(PROVIDED RECORDS)

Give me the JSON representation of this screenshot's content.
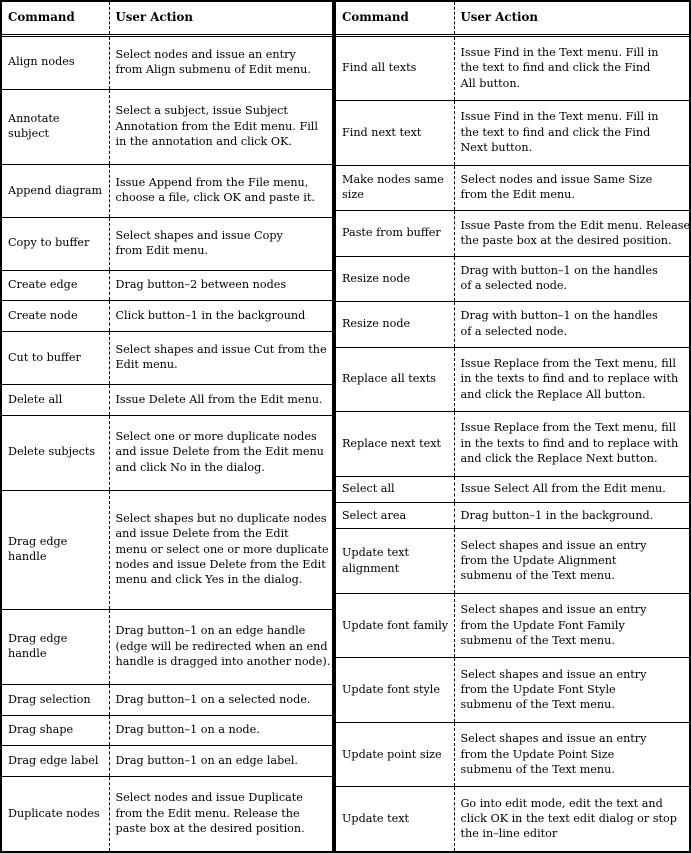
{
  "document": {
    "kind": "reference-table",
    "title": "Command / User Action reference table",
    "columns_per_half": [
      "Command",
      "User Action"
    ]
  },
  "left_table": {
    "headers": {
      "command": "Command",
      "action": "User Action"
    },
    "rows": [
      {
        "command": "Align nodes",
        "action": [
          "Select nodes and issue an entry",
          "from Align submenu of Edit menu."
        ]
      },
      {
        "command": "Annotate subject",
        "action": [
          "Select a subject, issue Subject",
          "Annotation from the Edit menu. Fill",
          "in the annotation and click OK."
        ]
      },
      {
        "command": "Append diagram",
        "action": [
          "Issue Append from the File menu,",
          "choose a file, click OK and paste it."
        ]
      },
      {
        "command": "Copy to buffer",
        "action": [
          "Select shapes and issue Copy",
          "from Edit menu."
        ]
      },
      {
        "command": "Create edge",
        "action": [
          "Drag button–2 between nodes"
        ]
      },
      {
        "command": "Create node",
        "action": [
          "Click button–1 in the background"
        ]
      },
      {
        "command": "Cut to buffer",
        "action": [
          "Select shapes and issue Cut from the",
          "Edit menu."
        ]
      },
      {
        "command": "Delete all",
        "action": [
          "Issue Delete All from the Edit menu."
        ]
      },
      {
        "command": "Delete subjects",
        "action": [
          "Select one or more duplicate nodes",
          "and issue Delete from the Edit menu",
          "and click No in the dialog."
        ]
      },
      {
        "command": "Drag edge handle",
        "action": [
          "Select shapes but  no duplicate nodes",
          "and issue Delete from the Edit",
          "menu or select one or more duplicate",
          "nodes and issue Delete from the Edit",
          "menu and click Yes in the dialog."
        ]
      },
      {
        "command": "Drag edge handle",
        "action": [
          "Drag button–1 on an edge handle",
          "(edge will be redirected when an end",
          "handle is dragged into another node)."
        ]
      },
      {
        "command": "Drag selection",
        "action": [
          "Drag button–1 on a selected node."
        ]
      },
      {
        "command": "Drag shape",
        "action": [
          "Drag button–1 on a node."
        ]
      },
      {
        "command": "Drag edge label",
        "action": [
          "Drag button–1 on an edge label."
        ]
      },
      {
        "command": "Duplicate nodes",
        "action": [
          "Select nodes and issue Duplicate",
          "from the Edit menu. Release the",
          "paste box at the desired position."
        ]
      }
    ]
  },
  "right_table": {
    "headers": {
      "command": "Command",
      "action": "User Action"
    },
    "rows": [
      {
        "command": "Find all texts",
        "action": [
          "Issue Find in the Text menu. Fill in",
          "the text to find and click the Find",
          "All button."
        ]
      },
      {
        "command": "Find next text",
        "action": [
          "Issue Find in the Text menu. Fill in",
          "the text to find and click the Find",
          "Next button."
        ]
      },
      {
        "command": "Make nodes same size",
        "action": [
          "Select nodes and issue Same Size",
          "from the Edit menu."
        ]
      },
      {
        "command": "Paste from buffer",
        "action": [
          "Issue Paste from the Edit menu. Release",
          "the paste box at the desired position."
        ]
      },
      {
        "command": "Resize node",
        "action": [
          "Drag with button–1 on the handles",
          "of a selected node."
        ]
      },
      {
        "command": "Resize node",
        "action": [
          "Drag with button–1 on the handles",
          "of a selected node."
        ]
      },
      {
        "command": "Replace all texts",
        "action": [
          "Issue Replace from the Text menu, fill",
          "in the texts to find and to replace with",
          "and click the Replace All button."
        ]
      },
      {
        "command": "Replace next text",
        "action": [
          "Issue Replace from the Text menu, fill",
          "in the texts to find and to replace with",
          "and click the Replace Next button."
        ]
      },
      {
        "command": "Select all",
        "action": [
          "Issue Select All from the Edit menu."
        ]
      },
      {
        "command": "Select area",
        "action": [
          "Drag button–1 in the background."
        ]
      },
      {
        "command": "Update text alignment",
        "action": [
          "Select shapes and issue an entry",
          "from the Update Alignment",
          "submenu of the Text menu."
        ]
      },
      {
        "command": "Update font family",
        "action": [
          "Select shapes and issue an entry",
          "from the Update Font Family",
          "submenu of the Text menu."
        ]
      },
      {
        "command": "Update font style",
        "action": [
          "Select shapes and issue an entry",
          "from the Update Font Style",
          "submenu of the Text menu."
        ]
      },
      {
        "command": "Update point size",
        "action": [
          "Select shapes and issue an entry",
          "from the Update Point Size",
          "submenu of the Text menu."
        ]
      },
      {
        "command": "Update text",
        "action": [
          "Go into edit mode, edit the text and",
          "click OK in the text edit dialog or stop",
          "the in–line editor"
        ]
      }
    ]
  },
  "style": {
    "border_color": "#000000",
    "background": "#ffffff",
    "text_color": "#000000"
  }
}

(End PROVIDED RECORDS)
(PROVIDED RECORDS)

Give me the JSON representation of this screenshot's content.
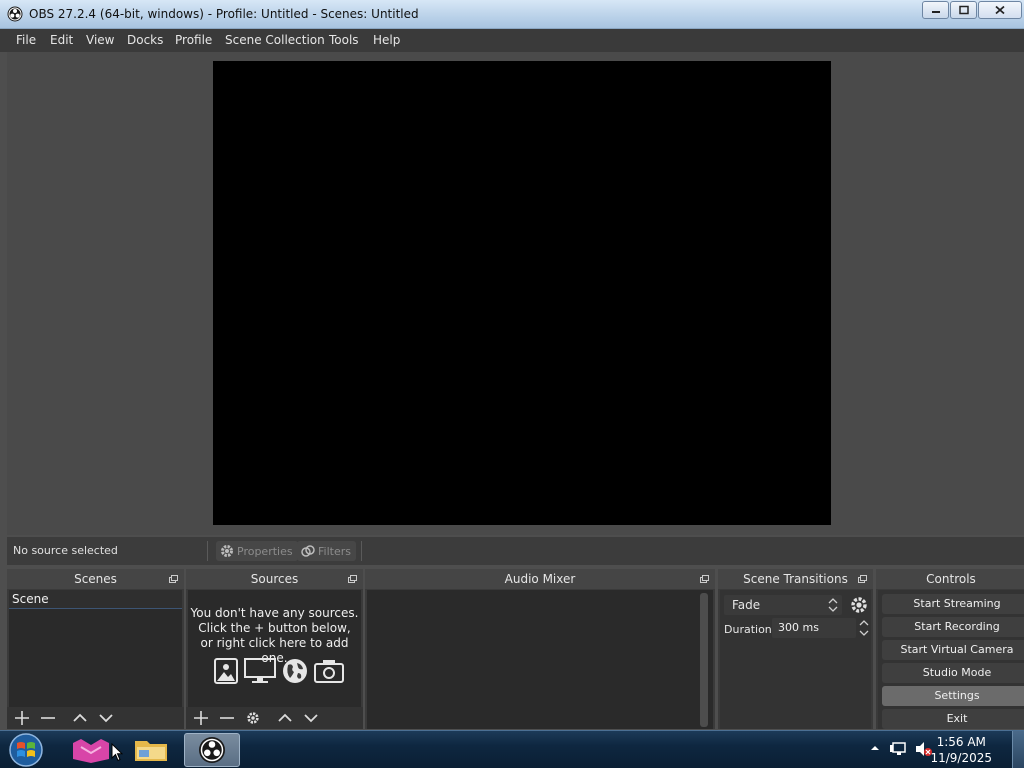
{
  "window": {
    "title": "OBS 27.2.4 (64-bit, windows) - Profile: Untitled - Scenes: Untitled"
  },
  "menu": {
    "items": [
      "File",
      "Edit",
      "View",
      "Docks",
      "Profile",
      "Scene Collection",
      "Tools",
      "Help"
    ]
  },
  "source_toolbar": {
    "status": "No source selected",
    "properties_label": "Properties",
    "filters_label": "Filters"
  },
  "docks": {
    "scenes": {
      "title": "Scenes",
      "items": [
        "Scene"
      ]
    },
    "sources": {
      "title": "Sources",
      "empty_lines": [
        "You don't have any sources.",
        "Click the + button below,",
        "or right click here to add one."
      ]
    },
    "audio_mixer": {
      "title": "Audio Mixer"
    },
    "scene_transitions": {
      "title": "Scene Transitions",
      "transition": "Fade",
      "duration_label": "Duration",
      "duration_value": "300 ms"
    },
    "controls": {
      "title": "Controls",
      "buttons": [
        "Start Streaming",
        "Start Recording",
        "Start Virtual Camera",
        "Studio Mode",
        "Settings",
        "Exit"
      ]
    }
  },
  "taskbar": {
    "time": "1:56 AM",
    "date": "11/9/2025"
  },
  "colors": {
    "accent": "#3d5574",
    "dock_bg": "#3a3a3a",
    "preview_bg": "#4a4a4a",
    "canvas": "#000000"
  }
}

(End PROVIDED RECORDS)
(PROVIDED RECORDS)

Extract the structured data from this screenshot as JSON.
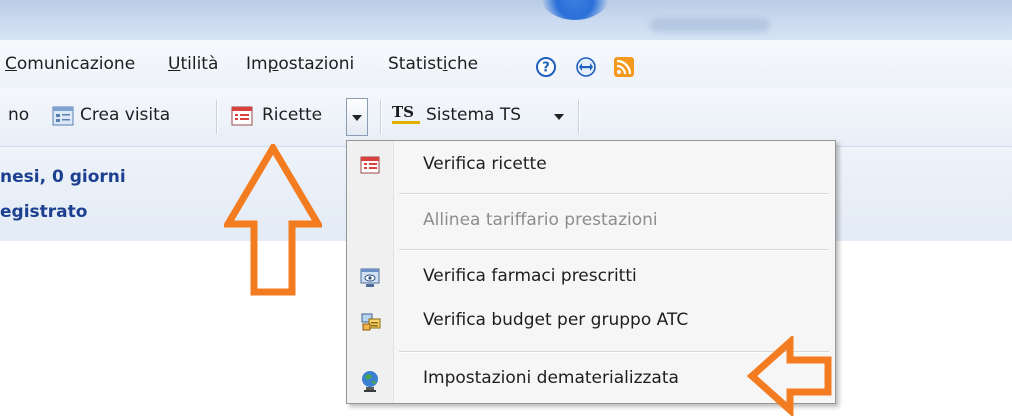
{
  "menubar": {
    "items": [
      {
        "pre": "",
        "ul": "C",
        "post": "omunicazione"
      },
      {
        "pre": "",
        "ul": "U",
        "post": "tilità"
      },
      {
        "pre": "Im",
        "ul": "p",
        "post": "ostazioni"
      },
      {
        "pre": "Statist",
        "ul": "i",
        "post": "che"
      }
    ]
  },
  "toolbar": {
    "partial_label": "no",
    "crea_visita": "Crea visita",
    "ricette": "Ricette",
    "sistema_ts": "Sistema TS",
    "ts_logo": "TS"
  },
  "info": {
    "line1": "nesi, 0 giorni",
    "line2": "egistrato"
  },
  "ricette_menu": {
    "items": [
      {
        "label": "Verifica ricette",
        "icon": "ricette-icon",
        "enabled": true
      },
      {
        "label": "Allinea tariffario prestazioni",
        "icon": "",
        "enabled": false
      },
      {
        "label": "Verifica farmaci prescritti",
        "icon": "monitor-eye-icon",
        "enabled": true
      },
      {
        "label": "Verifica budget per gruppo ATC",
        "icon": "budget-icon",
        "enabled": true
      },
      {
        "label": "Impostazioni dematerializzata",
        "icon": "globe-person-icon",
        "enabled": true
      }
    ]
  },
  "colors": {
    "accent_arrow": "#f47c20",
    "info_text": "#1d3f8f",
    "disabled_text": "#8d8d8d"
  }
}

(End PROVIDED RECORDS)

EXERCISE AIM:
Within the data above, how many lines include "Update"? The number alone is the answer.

ANSWER SECTION:
9